Mains continue a similarly pared back, French tipped style, from a fillet of silver dory swimming in a mussel tinged sea to a wagyu onglet steak (similar to a skirt steak)which makes friends with a bowl of crunchy frites, a bisected roasted tomato and anchoide- a chimichurri style tapenade/ relish bringing the saltiness of anchovies and kick of garlic with a range of green herbs.
For those looking for comfort food it’s hard to go past a mound of soft polenta, topped with sweet braised onion and still pink sliced duck breast, and then there’s peace of mind for those with dietary restrictions with the cleverly pieced together vegetarian/ gluten free option of socca and mushroom lasagne, layering sautéed mushrooms with flat pancakes made from chickpea flour.
If you opt not to have the selection of cheese- with four for $21 you’ll kick yourself later when someone tells you you missed out on piano hill gouda and a woodside goat cheese, wrapped in wine soaked vine leaves, all having a little party with brillat savarin, crisp croutons and muscatels.
The staff feel like they could be your friends; slightly cheeky but keen and refreshingly honest- ‘she knows most about the cheese- I’m just hear for window dressing’ . Others will you to bring on the weekend and cast away any work worries with wine- which considering the breadth of choices at reasonable prices on the list isn’t hard (when was the last time you saw a crisp, friendly Bordeaux rose on a wine list for $32 in Sydney?)
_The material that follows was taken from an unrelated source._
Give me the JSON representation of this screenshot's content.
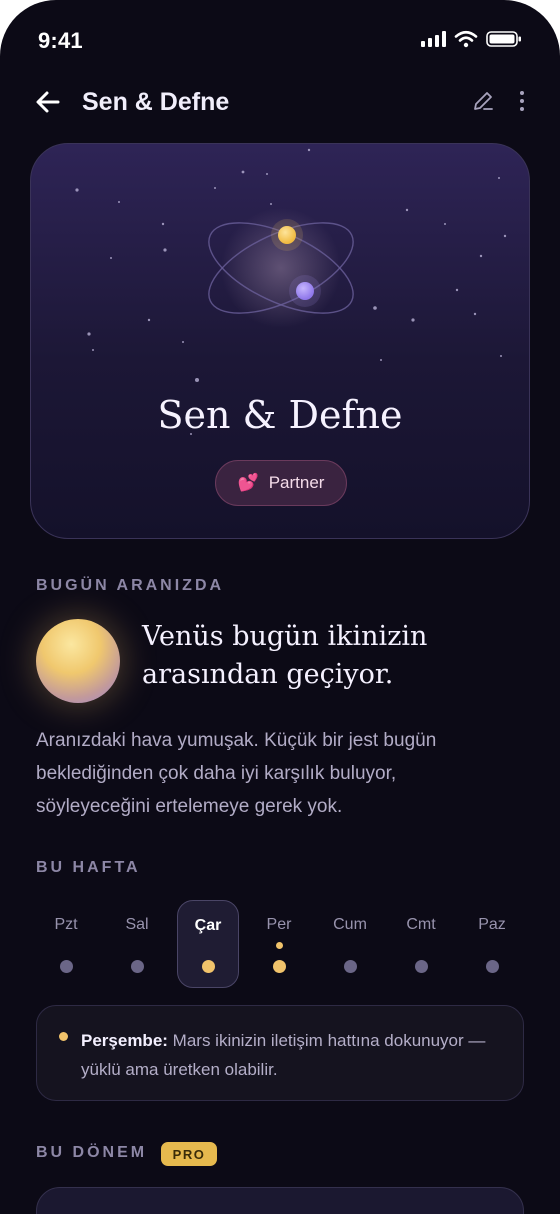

There’s a sense of luxury and economy in so much of this place; nowhere more so than in the three desserts; $11 brings either a thick wedge of citron tarte, vanilla cream and champagne strawberries or a gooey crème brulee flecked with vanilla and scented with blood orange- a thrifty use of the refuse from the fennel, orange and olive salad ($10).
Sitting outside on one of the first warm nights of spring you don’t mind if the table tops aren’t the ones they initially ordered, or if at the end of the evening you’re reading the menu by the light of your mobile phone. When they get a chance to swing by staff are affable as can be and seem committed to keeping prices sensible, so the neighbourhood takes them in as one of their own.
At the end of some soothing iKOU equilibrium herbal tea ($4) we’re keen enough to be included in the local, inner circle that we start looking into real estate in Bronte- until smacked by some unfriendly fiscal reminders. So, suffice to say until we stumble upon an extra , say, $700 000 for a shiny three storey terrace down the road we’ll have to be content to cool our heels and stoke our jealousy of those who can claim this worthy nugget as their own local bounty – and focus on saving our pennies so we can keep coming back.
Bronte road bistro
282 Bronte Rd
(02) 9389 3028
Dinner Tuesday to Saturday
Lunch Thursday to Saturday